As PR Couture decidedly skews towards the early communications professional, it’s slightly harder to find a publication that addresses a similar demographic so well. New York PR Girls and Fashion PR Girl were two that definitely spoke to the recent PR grad, but neither has the consistency or industry presence of PR Couture. For a twist, we would compare it to StartUp Fashion, which is more for the fashion designer / entrepreneur, but occasionally carries strong PR advice.
The Daily Front Row makes for a great digest. In fact, it’s biggest asset to a fashion marketer or entrepreneur is that the Daily tracks most major moves in fashion media like a hawk (including their own). This makes the Daily a great resource for keeping tabs on your go-to editors’ glossy changes, almost as quickly as they update their Linkedin. It does however skew towards larger national publications and media houses. The Daily’s other great asset is breaking headlines / news. Typically, you will read it here first or see it in your inbox first. Outside of that, its great to know a little about the movers and shakers local to the NYC social scene, as the Daily does talk about all the “it” parties, galas and events only a small circle of industry insiders ever attend.
If the Daily Front Row is leveraged for it’s breaking headlines and media news, then its closest comparison will be Business of Fashion or Women’s Wear Daily, although the Daily’s (Front Row) articles are almost always decidedly shorter than any other publication. If the focus is on staying abreast of fashion parties in the Hamptons or other events and social circles, then there are is no shortage of publications from which to compare such as Cosmopolitan, Guest of a Guest or your local fashion gossip blog.

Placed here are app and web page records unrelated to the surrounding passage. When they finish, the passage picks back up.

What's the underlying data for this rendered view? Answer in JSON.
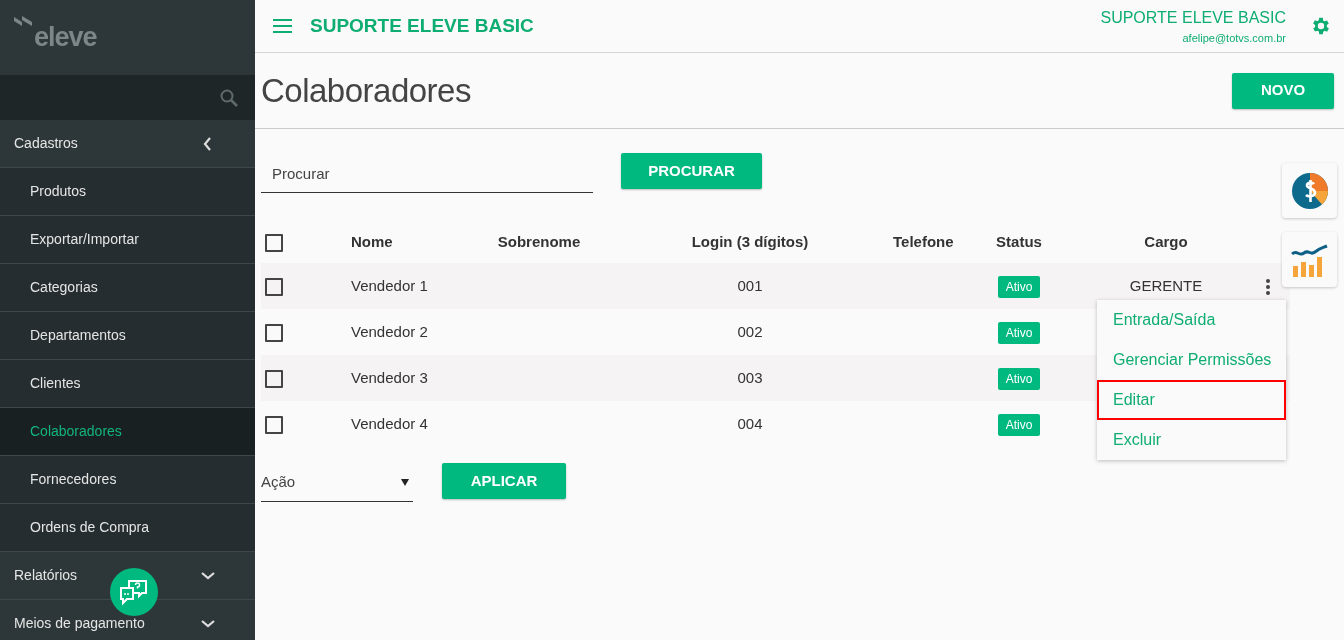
{
  "sidebar": {
    "logo": "eleve",
    "items": [
      {
        "label": "Cadastros",
        "expanded": true,
        "children": [
          {
            "label": "Produtos",
            "selected": false
          },
          {
            "label": "Exportar/Importar",
            "selected": false
          },
          {
            "label": "Categorias",
            "selected": false
          },
          {
            "label": "Departamentos",
            "selected": false
          },
          {
            "label": "Clientes",
            "selected": false
          },
          {
            "label": "Colaboradores",
            "selected": true
          },
          {
            "label": "Fornecedores",
            "selected": false
          },
          {
            "label": "Ordens de Compra",
            "selected": false
          }
        ]
      },
      {
        "label": "Relatórios",
        "expanded": false
      },
      {
        "label": "Meios de pagamento",
        "expanded": false
      }
    ]
  },
  "header": {
    "title": "SUPORTE ELEVE BASIC",
    "user_name": "SUPORTE ELEVE BASIC",
    "user_email": "afelipe@totvs.com.br"
  },
  "page": {
    "title": "Colaboradores",
    "new_button": "NOVO"
  },
  "search": {
    "placeholder": "Procurar",
    "button": "PROCURAR"
  },
  "table": {
    "columns": [
      "Nome",
      "Sobrenome",
      "Login (3 dígitos)",
      "Telefone",
      "Status",
      "Cargo"
    ],
    "rows": [
      {
        "checked": false,
        "nome": "Vendedor 1",
        "login": "001",
        "status": "Ativo",
        "cargo": "GERENTE"
      },
      {
        "checked": false,
        "nome": "Vendedor 2",
        "login": "002",
        "status": "Ativo"
      },
      {
        "checked": false,
        "nome": "Vendedor 3",
        "login": "003",
        "status": "Ativo"
      },
      {
        "checked": false,
        "nome": "Vendedor 4",
        "login": "004",
        "status": "Ativo"
      }
    ],
    "all_checked": false
  },
  "context_menu": {
    "items": [
      {
        "label": "Entrada/Saída",
        "highlighted": false
      },
      {
        "label": "Gerenciar Permissões",
        "highlighted": false
      },
      {
        "label": "Editar",
        "highlighted": true
      },
      {
        "label": "Excluir",
        "highlighted": false
      }
    ]
  },
  "bulk_action": {
    "placeholder": "Ação",
    "button": "APLICAR"
  }
}
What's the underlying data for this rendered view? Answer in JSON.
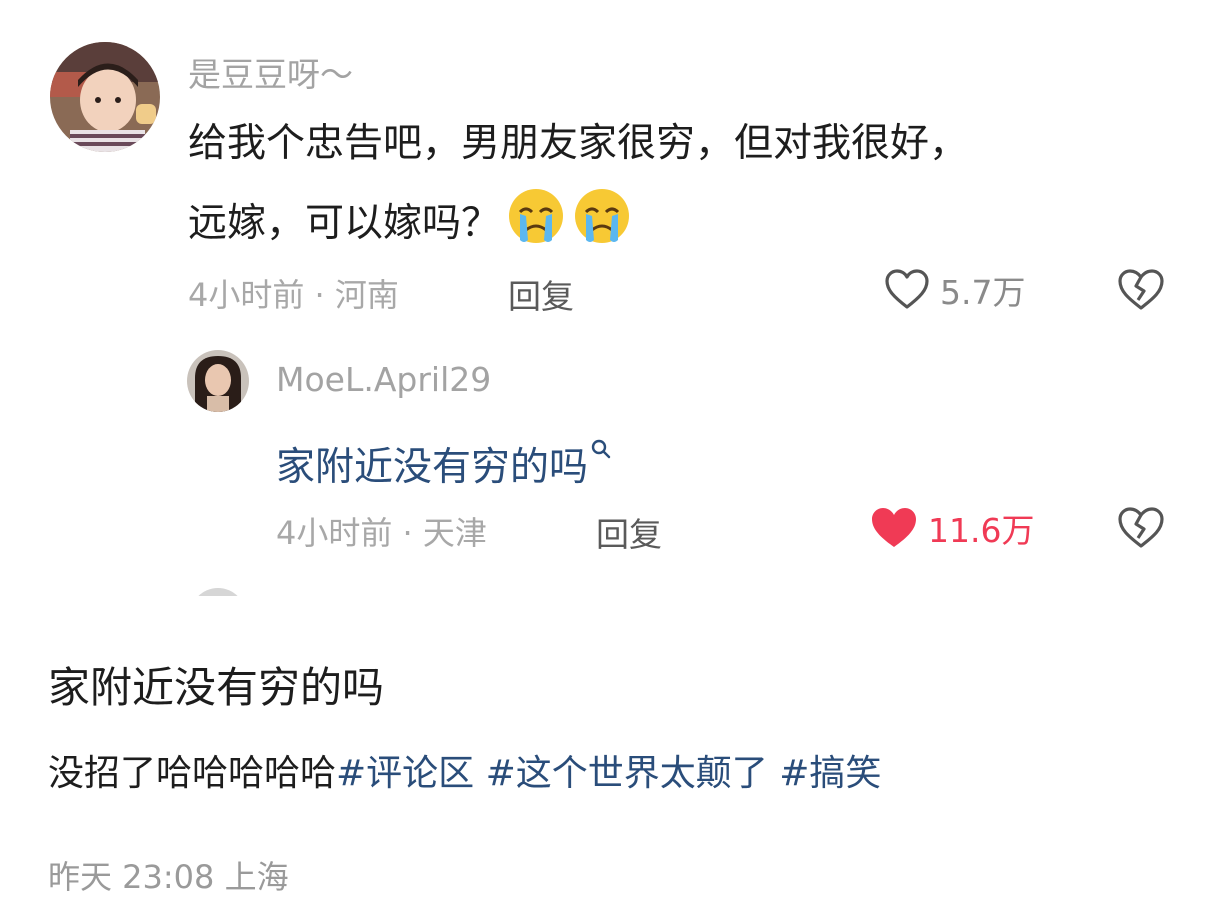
{
  "comment": {
    "username": "是豆豆呀～",
    "text_line1": "给我个忠告吧，男朋友家很穷，但对我很好，",
    "text_line2": "远嫁，可以嫁吗？",
    "emojis": [
      "crying-face-emoji",
      "crying-face-emoji"
    ],
    "time": "4小时前",
    "sep": "·",
    "location": "河南",
    "reply_label": "回复",
    "likes": "5.7万",
    "liked": false
  },
  "reply": {
    "username": "MoeL.April29",
    "text": "家附近没有穷的吗",
    "search_hint_icon": "search-icon",
    "time": "4小时前",
    "sep": "·",
    "location": "天津",
    "reply_label": "回复",
    "likes": "11.6万",
    "liked": true
  },
  "post": {
    "title": "家附近没有穷的吗",
    "body_plain": "没招了哈哈哈哈哈",
    "tags": [
      "#评论区",
      "#这个世界太颠了",
      "#搞笑"
    ],
    "date": "昨天 23:08",
    "location": "上海"
  },
  "colors": {
    "like_active": "#f03a55",
    "tag": "#2a4d7a",
    "reply_text": "#2a4d7a",
    "muted": "#a8a8a8"
  }
}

Women’s Wear Daily needs no introduction and is often mentioned by many of the publications listed above as a credible source on the latest fashion news. Don’t let the title fool you, however, as the publication documents far more than womenswear and is often the first publication to cover emerging designers at tradeshows, fashion shows and top tier fashion colleges. What the publication lacks in fluff and trendy content, it makes up for with mind-numbingly articulate and comprehensive coverage of all the latest retail, technology, manufacturing and economic news affecting the industry, as well as all the latest on major runways, accessory and beauty trends around the globe. Simply put, WWD is highly complete and if it were the only publication one subscribed to, most would be none the wiser.
Due to the decidedly more business-like stance of Women’s Wear Daily, the only real comparisons would be The Cut, Business of Fashion or possibly New York Times Style. Again, it would be wise to mention that WWD is subscription only, with limited free access, so most will choose between WWD and BOF. However, there are far worst choices of business-oriented fashion publications that lack the comprehensive editorial coverage and accuracy of these sources.

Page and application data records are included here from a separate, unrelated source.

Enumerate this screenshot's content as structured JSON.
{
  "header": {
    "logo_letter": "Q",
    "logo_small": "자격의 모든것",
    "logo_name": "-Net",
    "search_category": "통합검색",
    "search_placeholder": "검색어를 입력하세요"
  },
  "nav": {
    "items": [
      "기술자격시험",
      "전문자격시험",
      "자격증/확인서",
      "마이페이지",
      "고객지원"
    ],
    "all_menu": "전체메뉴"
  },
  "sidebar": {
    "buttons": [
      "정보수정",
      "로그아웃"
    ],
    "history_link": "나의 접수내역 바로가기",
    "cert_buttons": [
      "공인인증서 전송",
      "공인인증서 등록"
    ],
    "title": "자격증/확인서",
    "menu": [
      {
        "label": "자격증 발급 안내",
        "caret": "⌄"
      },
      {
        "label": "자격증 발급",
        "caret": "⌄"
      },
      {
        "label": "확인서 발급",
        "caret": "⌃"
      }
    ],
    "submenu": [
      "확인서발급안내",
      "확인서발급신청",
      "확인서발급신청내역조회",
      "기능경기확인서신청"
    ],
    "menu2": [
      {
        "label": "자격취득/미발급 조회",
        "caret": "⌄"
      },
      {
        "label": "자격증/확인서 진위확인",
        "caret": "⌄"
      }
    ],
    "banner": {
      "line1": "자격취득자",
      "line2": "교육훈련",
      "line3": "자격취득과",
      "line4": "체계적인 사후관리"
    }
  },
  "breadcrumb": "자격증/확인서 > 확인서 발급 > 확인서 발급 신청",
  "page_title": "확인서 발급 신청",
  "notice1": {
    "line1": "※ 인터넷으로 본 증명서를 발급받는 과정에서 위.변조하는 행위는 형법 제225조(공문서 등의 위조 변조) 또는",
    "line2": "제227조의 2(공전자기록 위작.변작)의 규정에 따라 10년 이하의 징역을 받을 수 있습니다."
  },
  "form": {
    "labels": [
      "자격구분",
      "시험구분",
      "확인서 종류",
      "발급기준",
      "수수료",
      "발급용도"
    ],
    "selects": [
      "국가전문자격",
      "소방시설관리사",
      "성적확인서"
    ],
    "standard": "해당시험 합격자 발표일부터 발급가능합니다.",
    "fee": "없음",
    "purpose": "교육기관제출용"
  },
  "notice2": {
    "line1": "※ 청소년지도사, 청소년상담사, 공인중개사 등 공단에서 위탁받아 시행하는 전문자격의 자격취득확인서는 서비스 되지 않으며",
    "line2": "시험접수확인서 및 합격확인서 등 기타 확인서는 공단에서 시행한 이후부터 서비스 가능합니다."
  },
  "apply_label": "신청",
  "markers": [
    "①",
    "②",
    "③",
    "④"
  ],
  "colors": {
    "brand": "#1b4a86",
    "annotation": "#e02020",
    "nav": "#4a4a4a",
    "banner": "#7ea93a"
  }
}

While these seven publications topped our list for a curated daily look into the fashion industry, there are literally hundreds more, with honorable mentions for publications like the Cut, Vogue, Marie Claire, Harper’s Bazaar, Forbes, the Wall Street Journal . . . the list can go on and on. While we believe these are seven publications fashion marketers and fashion brands should subscribe to, feel free to share your favorites and daily must reads in the comments below.
Featured Image: Plastic BCN